Introduction: Intramedullary spinal cord tumors (IMSCT) are rare but morbid pathological entities resected for prevention of permanent neurological deficit. However, little is known about quality of life (QOL) after such operations. The purpose of this study was to investigate QOL outcomes following resection of IMSCT.
Methods: A consecutive retrospective chart review of all patients with IMSCT who underwent attempted resection at a single tertiary-care institution was conducted. The clinical, operative, pathologic, and radiographic data of all patients with IMSCT were reviewed. QOL was measured by the EuroQol 5-Dimensions (EQ-5D), Pain Disability Questionnaire (PDQ), and Patient Health Questionaire-9 (PHQ-9).

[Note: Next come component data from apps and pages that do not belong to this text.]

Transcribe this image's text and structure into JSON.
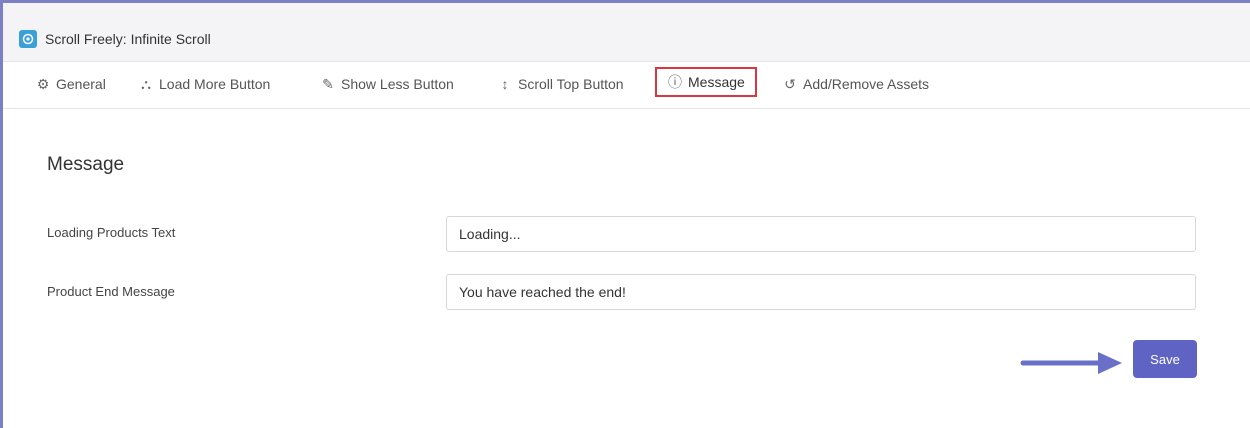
{
  "window": {
    "title": "Scroll Freely: Infinite Scroll",
    "icon": "app-logo-icon"
  },
  "tabs": [
    {
      "label": "General",
      "icon": "gear-icon",
      "active": false
    },
    {
      "label": "Load More Button",
      "icon": "load-more-icon",
      "active": false
    },
    {
      "label": "Show Less Button",
      "icon": "edit-icon",
      "active": false
    },
    {
      "label": "Scroll Top Button",
      "icon": "updown-arrow-icon",
      "active": false
    },
    {
      "label": "Message",
      "icon": "info-circle-icon",
      "active": true
    },
    {
      "label": "Add/Remove Assets",
      "icon": "undo-icon",
      "active": false
    }
  ],
  "section": {
    "title": "Message"
  },
  "form": {
    "loading_label": "Loading Products Text",
    "loading_value": "Loading...",
    "end_label": "Product End Message",
    "end_value": "You have reached the end!"
  },
  "actions": {
    "save_label": "Save"
  },
  "colors": {
    "accent": "#5f64c4",
    "highlight": "#d9363e",
    "border": "#7b7fc4"
  }
}
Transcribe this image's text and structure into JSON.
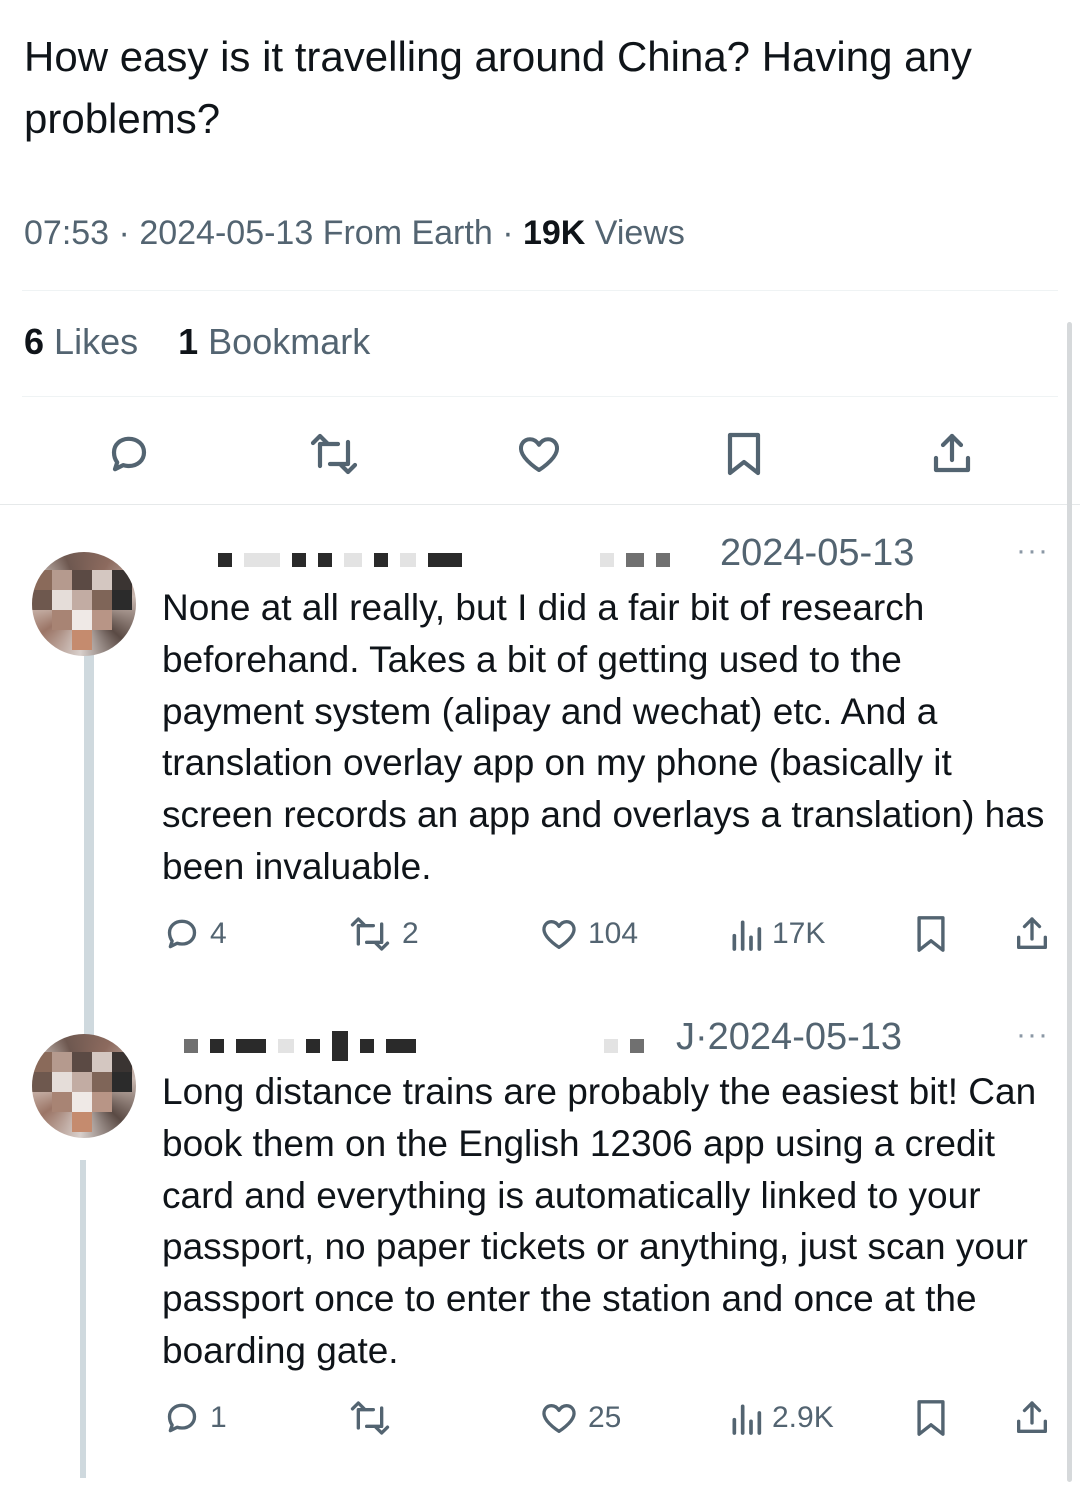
{
  "post": {
    "text": "How easy is it travelling around China? Having any problems?",
    "time": "07:53",
    "sep1": "·",
    "date_location": "2024-05-13 From Earth",
    "sep2": "·",
    "views_count": "19K",
    "views_label": "Views",
    "likes_count": "6",
    "likes_label": "Likes",
    "bookmarks_count": "1",
    "bookmarks_label": "Bookmark"
  },
  "icons": {
    "reply": "comment-bubble-icon",
    "repost": "repost-arrows-icon",
    "like": "heart-icon",
    "bookmark": "bookmark-icon",
    "share": "share-upload-icon",
    "views": "views-bar-chart-icon",
    "more": "more-dots-icon"
  },
  "colors": {
    "text": "#0f1419",
    "secondary": "#536471",
    "divider": "#eff3f4",
    "thread_line": "#cfd9de"
  },
  "replies": [
    {
      "date": "2024-05-13",
      "more": "···",
      "text": "None at all really, but I did a fair bit of research beforehand. Takes a bit of getting used to the payment system (alipay and wechat) etc. And a translation overlay app on my phone (basically it screen records an app and overlays a translation) has been invaluable.",
      "reply_count": "4",
      "repost_count": "2",
      "like_count": "104",
      "views_count": "17K"
    },
    {
      "date": "J·2024-05-13",
      "more": "···",
      "text": "Long distance trains are probably the easiest bit! Can book them on the English 12306 app using a credit card and everything is automatically linked to your passport, no paper tickets or anything, just scan your passport once to enter the station and once at the boarding gate.",
      "reply_count": "1",
      "repost_count": "",
      "like_count": "25",
      "views_count": "2.9K"
    }
  ]
}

Results: Forty-five patients were included and followed for a median of 22 months postoperatively. Median age was 49 years, with 60% males. Presenting symptoms included sensory deficit (93%), motor weakness (64%), and bowel or bladder incontinence (33%). IMSCT were either cervical (33%), cervicothoracic (18%), thoracic (40%), or conus (9%).
No significant differences were observed between preoperative and postoperative QOL at last follow-up as measured by the EQ-5D index (0.627 vs. 0.608, p=0.73), PDQ (72.10 vs. 74.73, p=0.76), and PHQ-9 (7.76 vs. 7.11, p=0.60). Gross total resection (GTR) was achieved in 69% of patients. Following resection, patients with conus IMSCT experienced improvements in PDQ (98.5 to 40.3, p=0.05) and PHQ-9 (10 to 4, p=0.08), while patients with thoracic IMSCT experienced fewer missed days from work (11.1 to 2.9, p=0.04). Multivariable regression revealed the utilization of motor evoked potentials (MEP, ß=0.099, p=0.05) and schwannomas (ß=0.361, p<0.01) to be predictive of improved postoperative EQ-5D index.
Conclusions: This study is the first to characterize QOL outcomes following attempted IMSCT resection. While resection did not significantly improve QOL, resection of these tumors is necessary to halt further QOL deterioration. Schwannomas and the utilization of MEP are associated with superior QOL outcomes.
Patient Care: Intramedullary spinal cord tumors significantly decrease patient quality of life. Without resection, they may result in permanent neurologic deficit or death. Although conventional clinical outcomes have been previously reported no studies have investigated the quality of life outcomes of surgical resection. The present study reveals that surgical resection is necessary to halt, but no reverse, quality of life deterioration. Thus, this work reinforces current practices and provides further evidence supporting surgical resection of intramedullary spinal cord tumors to preserve patient quality of life.
Learning Objectives: By the conclusion of this session, participants should be able to:
1) Describe the importance of intramedullary spinal cord tumor resection in preventing further quality of life deterioration.
2) Discuss, in small groups, clinical practices, such as motor evoked potential monitoring, which may yield superior quality of life outcomes following intramedullary spinal cord tumor resection.
3) Identify an effective treatment of intramedullary spinal cord tumors, which may result in significant quality of life improvements.
References: 1. Quiñones-Hinojosa A, Lyon R, Zada G, Lamborn KR, Gupta N, Parsa AT, et al. Changes in transcranial motor evoked potentials during intramedullary spinal cord tumor resection correlate with postoperative motor function. Neurosurgery 2005;56:982–92.
2. Garcés-Ambrossi GL, McGirt MJ, Mehta V a, Sciubba DM, Witham TF, Bydon A, et al. Factors associated with progression-free survival and long-term neurological outcome after resection of intramedullary spinal cord tumors: analysis of 101 consecutive cases. J Neurosurg Spine 2009;11:591–9.
3. Shrivastava RK, Epstein FJ, Perin NI, Post KD, Jallo GI. Intramedullary spinal cord tumors in patients older than 50 years of age: management and outcome analysis. J Neurosurg 2005;2:249–55.
4. Raco A, Esposito V, Lenzi J, Piccirilli M, Delfini R, Cantore G. Long-term follow-up of intramedullary spinal cord tumors: A series of 202 cases. Neurosurgery 2005;56:972–9.
5. Cristante L, Herrmann HD. Surgical management of intramedullary spinal cord tumors: functional outcome and sources of morbidity. Neurosurgery 1994;35:69–74; discussion 74–6.
6. Cooper PR. Outcome after operative treatment of intramedullary spinal cord tumors in adults: Intermediate and long-term results in 51 patients. Neurosurgery 1989;25:855–9.